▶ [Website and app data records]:
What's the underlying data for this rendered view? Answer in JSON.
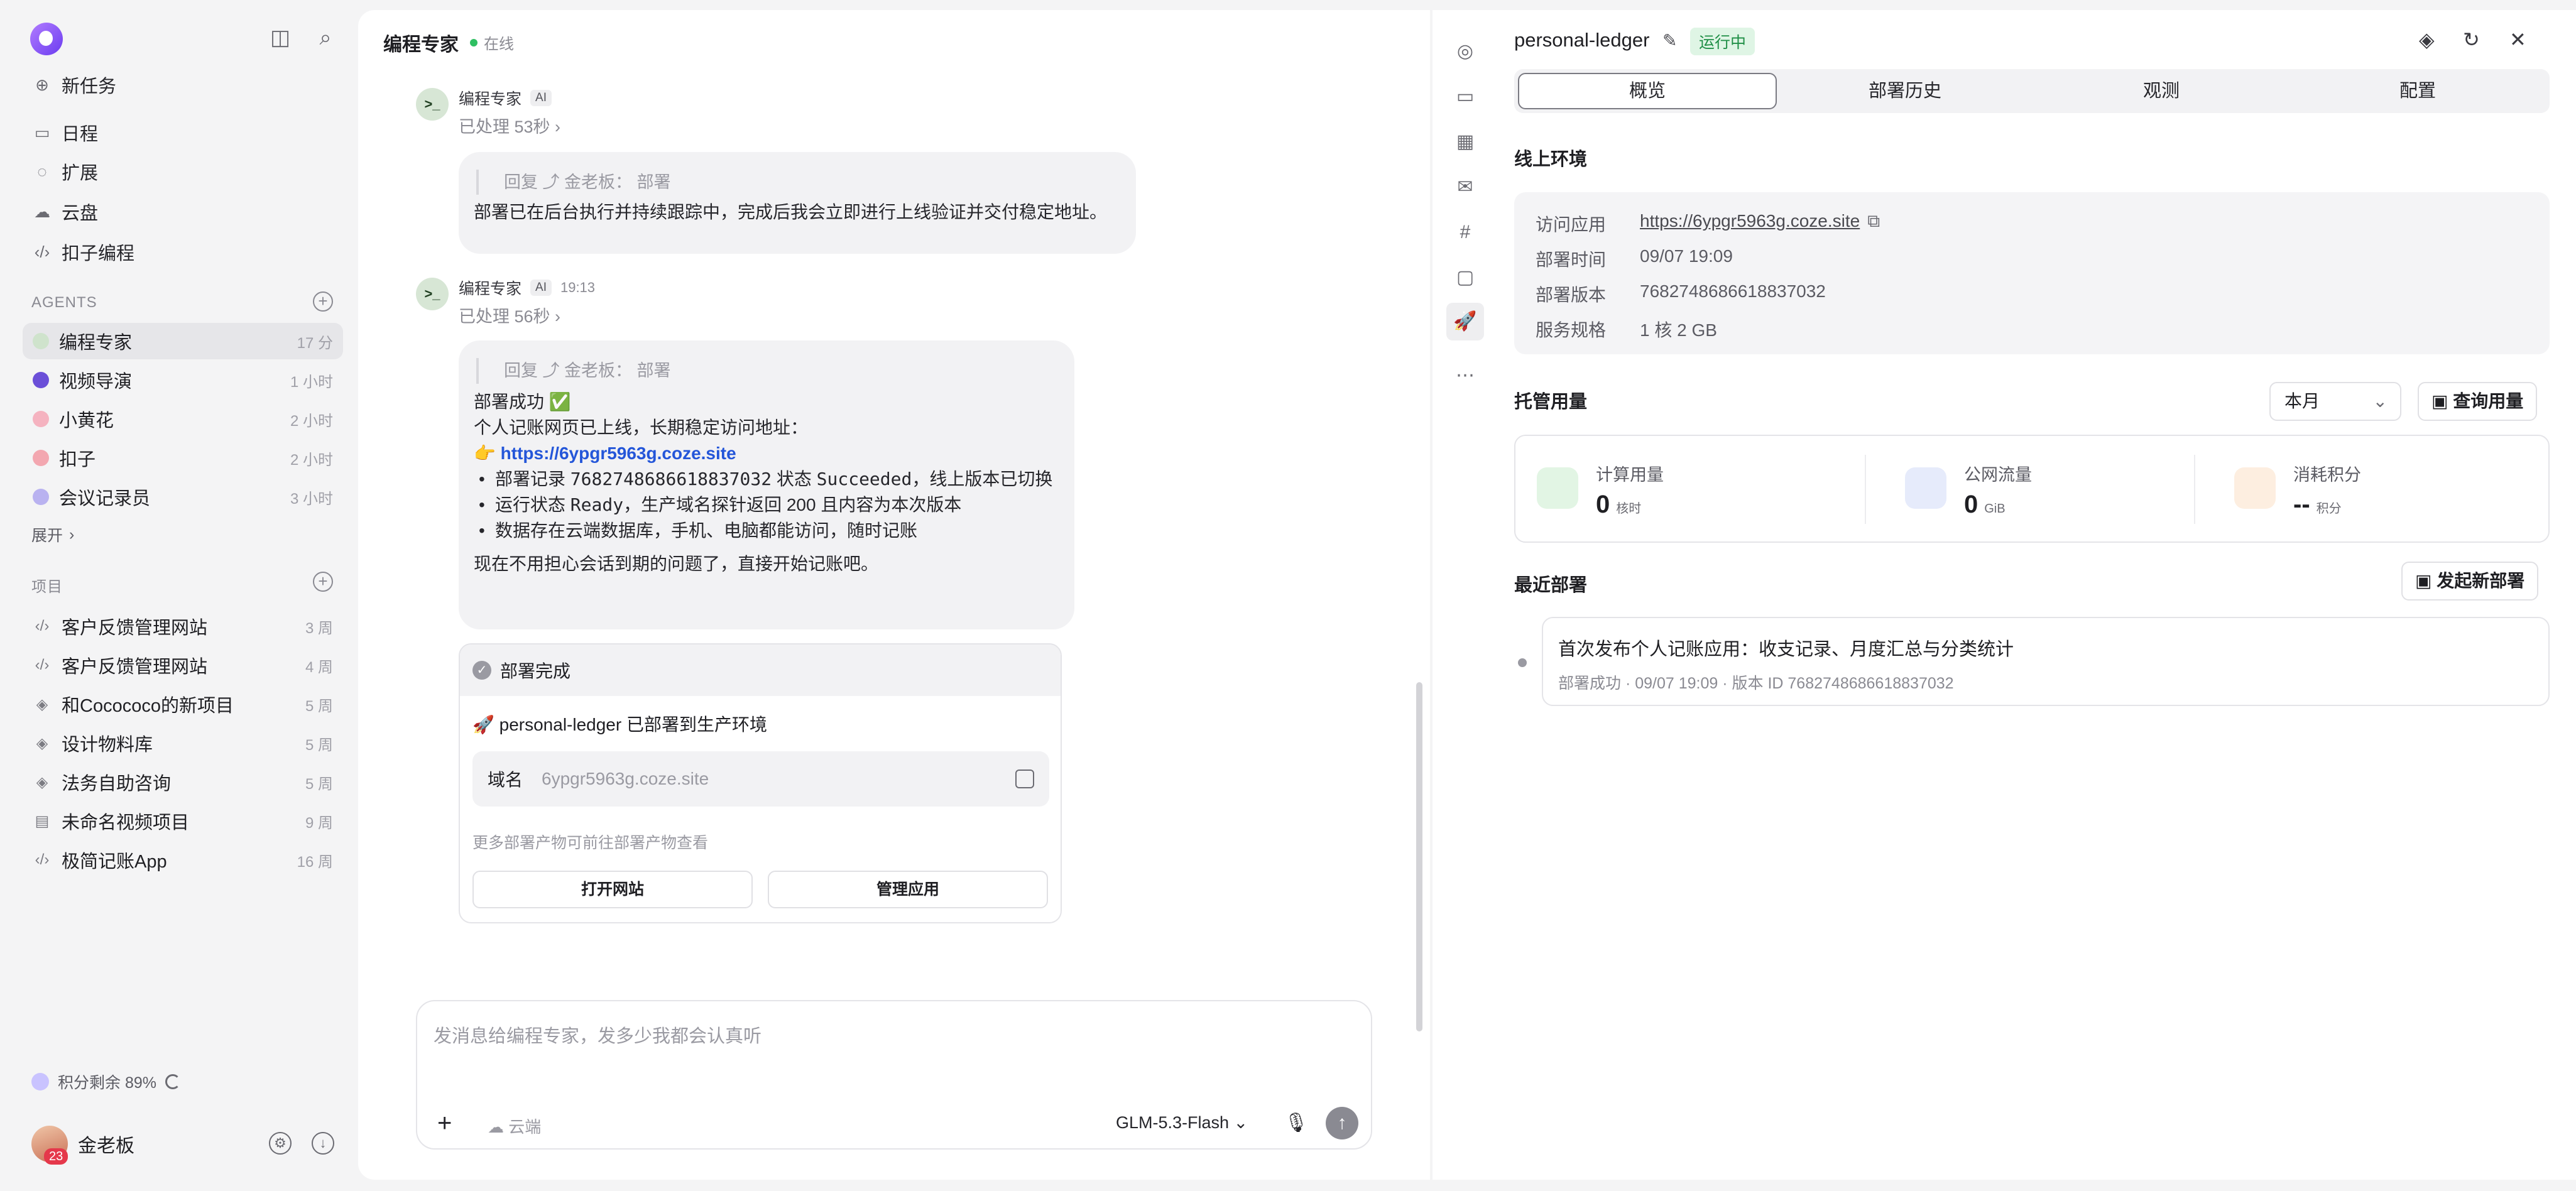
{
  "sidebar": {
    "new_task": "新任务",
    "nav": [
      {
        "label": "日程",
        "icon": "calendar-icon"
      },
      {
        "label": "扩展",
        "icon": "extension-icon"
      },
      {
        "label": "云盘",
        "icon": "cloud-icon"
      },
      {
        "label": "扣子编程",
        "icon": "code-icon"
      }
    ],
    "agents_title": "AGENTS",
    "agents": [
      {
        "name": "编程专家",
        "time": "17 分",
        "color": "#cfe3cc"
      },
      {
        "name": "视频导演",
        "time": "1 小时",
        "color": "#6b4fd8"
      },
      {
        "name": "小黄花",
        "time": "2 小时",
        "color": "#f5b3c0"
      },
      {
        "name": "扣子",
        "time": "2 小时",
        "color": "#f3a7b0"
      },
      {
        "name": "会议记录员",
        "time": "3 小时",
        "color": "#b9b2f0"
      }
    ],
    "expand": "展开",
    "projects_title": "项目",
    "projects": [
      {
        "name": "客户反馈管理网站",
        "time": "3 周",
        "icon": "code-icon"
      },
      {
        "name": "客户反馈管理网站",
        "time": "4 周",
        "icon": "code-icon"
      },
      {
        "name": "和Cocococo的新项目",
        "time": "5 周",
        "icon": "layers-icon"
      },
      {
        "name": "设计物料库",
        "time": "5 周",
        "icon": "layers-icon"
      },
      {
        "name": "法务自助咨询",
        "time": "5 周",
        "icon": "layers-icon"
      },
      {
        "name": "未命名视频项目",
        "time": "9 周",
        "icon": "film-icon"
      },
      {
        "name": "极简记账App",
        "time": "16 周",
        "icon": "code-icon"
      }
    ],
    "credits": "积分剩余 89%",
    "user_name": "金老板",
    "user_badge": "23"
  },
  "chat": {
    "title": "编程专家",
    "status": "在线",
    "bot_name": "编程专家",
    "ai_tag": "AI",
    "msg1": {
      "processed": "已处理 53秒 ›",
      "reply_quote": "回复 ⤴ 金老板： 部署",
      "text": "部署已在后台执行并持续跟踪中，完成后我会立即进行上线验证并交付稳定地址。"
    },
    "msg2": {
      "time": "19:13",
      "processed": "已处理 56秒 ›",
      "reply_quote": "回复 ⤴ 金老板： 部署",
      "line1": "部署成功 ✅",
      "line2": "个人记账网页已上线，长期稳定访问地址：",
      "link_prefix": "👉 ",
      "link": "https://6ypgr5963g.coze.site",
      "b1_pre": "部署记录 ",
      "b1_code": "7682748686618837032",
      "b1_mid": " 状态 ",
      "b1_code2": "Succeeded",
      "b1_post": "，线上版本已切换",
      "b2_pre": "运行状态 ",
      "b2_code": "Ready",
      "b2_post": "，生产域名探针返回 200 且内容为本次版本",
      "b3": "数据存在云端数据库，手机、电脑都能访问，随时记账",
      "line_end": "现在不用担心会话到期的问题了，直接开始记账吧。"
    },
    "card": {
      "title": "部署完成",
      "row1": "🚀 personal-ledger 已部署到生产环境",
      "domain_label": "域名",
      "domain_value": "6ypgr5963g.coze.site",
      "note": "更多部署产物可前往部署产物查看",
      "btn_open": "打开网站",
      "btn_manage": "管理应用"
    },
    "composer": {
      "placeholder": "发消息给编程专家，发多少我都会认真听",
      "cloud": "云端",
      "model": "GLM-5.3-Flash ⌄"
    }
  },
  "panel": {
    "app_name": "personal-ledger",
    "status": "运行中",
    "tabs": [
      "概览",
      "部署历史",
      "观测",
      "配置"
    ],
    "env_title": "线上环境",
    "env": [
      {
        "k": "访问应用",
        "v": "https://6ypgr5963g.coze.site"
      },
      {
        "k": "部署时间",
        "v": "09/07 19:09"
      },
      {
        "k": "部署版本",
        "v": "7682748686618837032"
      },
      {
        "k": "服务规格",
        "v": "1 核 2 GB"
      }
    ],
    "usage_title": "托管用量",
    "period": "本月",
    "query_btn": "查询用量",
    "usage": [
      {
        "label": "计算用量",
        "value": "0",
        "unit": "核时",
        "color": "#e2f5e4"
      },
      {
        "label": "公网流量",
        "value": "0",
        "unit": "GiB",
        "color": "#e6ebfb"
      },
      {
        "label": "消耗积分",
        "value": "--",
        "unit": "积分",
        "color": "#fdeee0"
      }
    ],
    "recent_title": "最近部署",
    "new_deploy_btn": "发起新部署",
    "deploy": {
      "title": "首次发布个人记账应用：收支记录、月度汇总与分类统计",
      "meta": "部署成功 · 09/07 19:09 · 版本 ID 7682748686618837032"
    }
  }
}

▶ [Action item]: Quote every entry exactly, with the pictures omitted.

▶ [Exercise result]:
What's the underlying data for this rendered view? Answer in JSON.
{
  "sidebar": {
    "new_task": "新任务",
    "nav": [
      {
        "label": "日程",
        "icon": "calendar-icon"
      },
      {
        "label": "扩展",
        "icon": "extension-icon"
      },
      {
        "label": "云盘",
        "icon": "cloud-icon"
      },
      {
        "label": "扣子编程",
        "icon": "code-icon"
      }
    ],
    "agents_title": "AGENTS",
    "agents": [
      {
        "name": "编程专家",
        "time": "17 分",
        "color": "#cfe3cc"
      },
      {
        "name": "视频导演",
        "time": "1 小时",
        "color": "#6b4fd8"
      },
      {
        "name": "小黄花",
        "time": "2 小时",
        "color": "#f5b3c0"
      },
      {
        "name": "扣子",
        "time": "2 小时",
        "color": "#f3a7b0"
      },
      {
        "name": "会议记录员",
        "time": "3 小时",
        "color": "#b9b2f0"
      }
    ],
    "expand": "展开",
    "projects_title": "项目",
    "projects": [
      {
        "name": "客户反馈管理网站",
        "time": "3 周",
        "icon": "code-icon"
      },
      {
        "name": "客户反馈管理网站",
        "time": "4 周",
        "icon": "code-icon"
      },
      {
        "name": "和Cocococo的新项目",
        "time": "5 周",
        "icon": "layers-icon"
      },
      {
        "name": "设计物料库",
        "time": "5 周",
        "icon": "layers-icon"
      },
      {
        "name": "法务自助咨询",
        "time": "5 周",
        "icon": "layers-icon"
      },
      {
        "name": "未命名视频项目",
        "time": "9 周",
        "icon": "film-icon"
      },
      {
        "name": "极简记账App",
        "time": "16 周",
        "icon": "code-icon"
      }
    ],
    "credits": "积分剩余 89%",
    "user_name": "金老板",
    "user_badge": "23"
  },
  "chat": {
    "title": "编程专家",
    "status": "在线",
    "bot_name": "编程专家",
    "ai_tag": "AI",
    "msg1": {
      "processed": "已处理 53秒 ›",
      "reply_quote": "回复 ⤴ 金老板： 部署",
      "text": "部署已在后台执行并持续跟踪中，完成后我会立即进行上线验证并交付稳定地址。"
    },
    "msg2": {
      "time": "19:13",
      "processed": "已处理 56秒 ›",
      "reply_quote": "回复 ⤴ 金老板： 部署",
      "line1": "部署成功 ✅",
      "line2": "个人记账网页已上线，长期稳定访问地址：",
      "link_prefix": "👉 ",
      "link": "https://6ypgr5963g.coze.site",
      "b1_pre": "部署记录 ",
      "b1_code": "7682748686618837032",
      "b1_mid": " 状态 ",
      "b1_code2": "Succeeded",
      "b1_post": "，线上版本已切换",
      "b2_pre": "运行状态 ",
      "b2_code": "Ready",
      "b2_post": "，生产域名探针返回 200 且内容为本次版本",
      "b3": "数据存在云端数据库，手机、电脑都能访问，随时记账",
      "line_end": "现在不用担心会话到期的问题了，直接开始记账吧。"
    },
    "card": {
      "title": "部署完成",
      "row1": "🚀 personal-ledger 已部署到生产环境",
      "domain_label": "域名",
      "domain_value": "6ypgr5963g.coze.site",
      "note": "更多部署产物可前往部署产物查看",
      "btn_open": "打开网站",
      "btn_manage": "管理应用"
    },
    "composer": {
      "placeholder": "发消息给编程专家，发多少我都会认真听",
      "cloud": "云端",
      "model": "GLM-5.3-Flash ⌄"
    }
  },
  "panel": {
    "app_name": "personal-ledger",
    "status": "运行中",
    "tabs": [
      "概览",
      "部署历史",
      "观测",
      "配置"
    ],
    "env_title": "线上环境",
    "env": [
      {
        "k": "访问应用",
        "v": "https://6ypgr5963g.coze.site"
      },
      {
        "k": "部署时间",
        "v": "09/07 19:09"
      },
      {
        "k": "部署版本",
        "v": "7682748686618837032"
      },
      {
        "k": "服务规格",
        "v": "1 核 2 GB"
      }
    ],
    "usage_title": "托管用量",
    "period": "本月",
    "query_btn": "查询用量",
    "usage": [
      {
        "label": "计算用量",
        "value": "0",
        "unit": "核时",
        "color": "#e2f5e4"
      },
      {
        "label": "公网流量",
        "value": "0",
        "unit": "GiB",
        "color": "#e6ebfb"
      },
      {
        "label": "消耗积分",
        "value": "--",
        "unit": "积分",
        "color": "#fdeee0"
      }
    ],
    "recent_title": "最近部署",
    "new_deploy_btn": "发起新部署",
    "deploy": {
      "title": "首次发布个人记账应用：收支记录、月度汇总与分类统计",
      "meta": "部署成功 · 09/07 19:09 · 版本 ID 7682748686618837032"
    }
  }
}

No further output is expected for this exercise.